(Problem description)
Some lines in the listing hold the word "Modificato". Return each of them.

(Provided entries)
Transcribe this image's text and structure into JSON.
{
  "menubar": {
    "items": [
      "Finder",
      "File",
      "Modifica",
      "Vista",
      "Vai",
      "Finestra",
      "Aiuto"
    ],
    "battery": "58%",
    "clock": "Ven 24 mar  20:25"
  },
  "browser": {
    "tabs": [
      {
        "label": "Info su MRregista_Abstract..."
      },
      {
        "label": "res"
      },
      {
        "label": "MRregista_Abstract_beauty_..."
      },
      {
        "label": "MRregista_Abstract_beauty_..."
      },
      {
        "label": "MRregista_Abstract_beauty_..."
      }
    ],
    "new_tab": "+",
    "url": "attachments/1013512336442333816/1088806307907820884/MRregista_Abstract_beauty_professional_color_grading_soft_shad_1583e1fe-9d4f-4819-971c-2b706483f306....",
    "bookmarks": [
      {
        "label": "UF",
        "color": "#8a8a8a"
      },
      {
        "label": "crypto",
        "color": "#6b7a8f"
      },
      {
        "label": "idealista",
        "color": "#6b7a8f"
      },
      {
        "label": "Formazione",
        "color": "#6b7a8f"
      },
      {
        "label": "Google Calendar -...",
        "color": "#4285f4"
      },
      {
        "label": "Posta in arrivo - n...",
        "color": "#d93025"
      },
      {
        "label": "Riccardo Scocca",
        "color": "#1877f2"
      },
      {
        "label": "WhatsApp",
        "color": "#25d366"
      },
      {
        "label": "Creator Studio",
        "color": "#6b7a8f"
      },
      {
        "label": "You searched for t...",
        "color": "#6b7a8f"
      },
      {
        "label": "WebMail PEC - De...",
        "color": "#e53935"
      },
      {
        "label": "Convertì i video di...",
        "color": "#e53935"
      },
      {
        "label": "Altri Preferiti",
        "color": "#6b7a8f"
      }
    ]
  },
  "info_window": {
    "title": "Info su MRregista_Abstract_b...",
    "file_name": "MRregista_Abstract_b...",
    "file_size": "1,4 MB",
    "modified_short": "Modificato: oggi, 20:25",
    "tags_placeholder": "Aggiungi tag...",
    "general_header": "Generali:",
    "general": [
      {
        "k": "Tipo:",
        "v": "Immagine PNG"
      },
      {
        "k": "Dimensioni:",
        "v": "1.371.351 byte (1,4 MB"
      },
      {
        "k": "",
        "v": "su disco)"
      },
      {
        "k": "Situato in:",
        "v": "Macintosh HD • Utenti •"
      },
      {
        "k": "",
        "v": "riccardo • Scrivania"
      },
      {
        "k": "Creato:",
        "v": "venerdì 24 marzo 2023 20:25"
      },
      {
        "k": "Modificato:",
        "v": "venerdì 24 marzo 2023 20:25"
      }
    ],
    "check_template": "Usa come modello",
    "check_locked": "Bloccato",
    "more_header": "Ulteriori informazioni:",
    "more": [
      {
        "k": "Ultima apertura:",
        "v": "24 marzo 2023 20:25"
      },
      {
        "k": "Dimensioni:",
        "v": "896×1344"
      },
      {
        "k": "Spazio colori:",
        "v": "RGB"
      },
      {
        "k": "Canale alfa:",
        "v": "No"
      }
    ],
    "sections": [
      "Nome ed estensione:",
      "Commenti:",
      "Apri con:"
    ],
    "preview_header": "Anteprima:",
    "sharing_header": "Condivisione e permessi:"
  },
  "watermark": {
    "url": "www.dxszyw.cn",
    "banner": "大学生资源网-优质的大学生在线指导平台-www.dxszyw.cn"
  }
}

(Final answer)
    "modified_short": "Modificato: oggi, 20:25",
        "k": "Modificato:",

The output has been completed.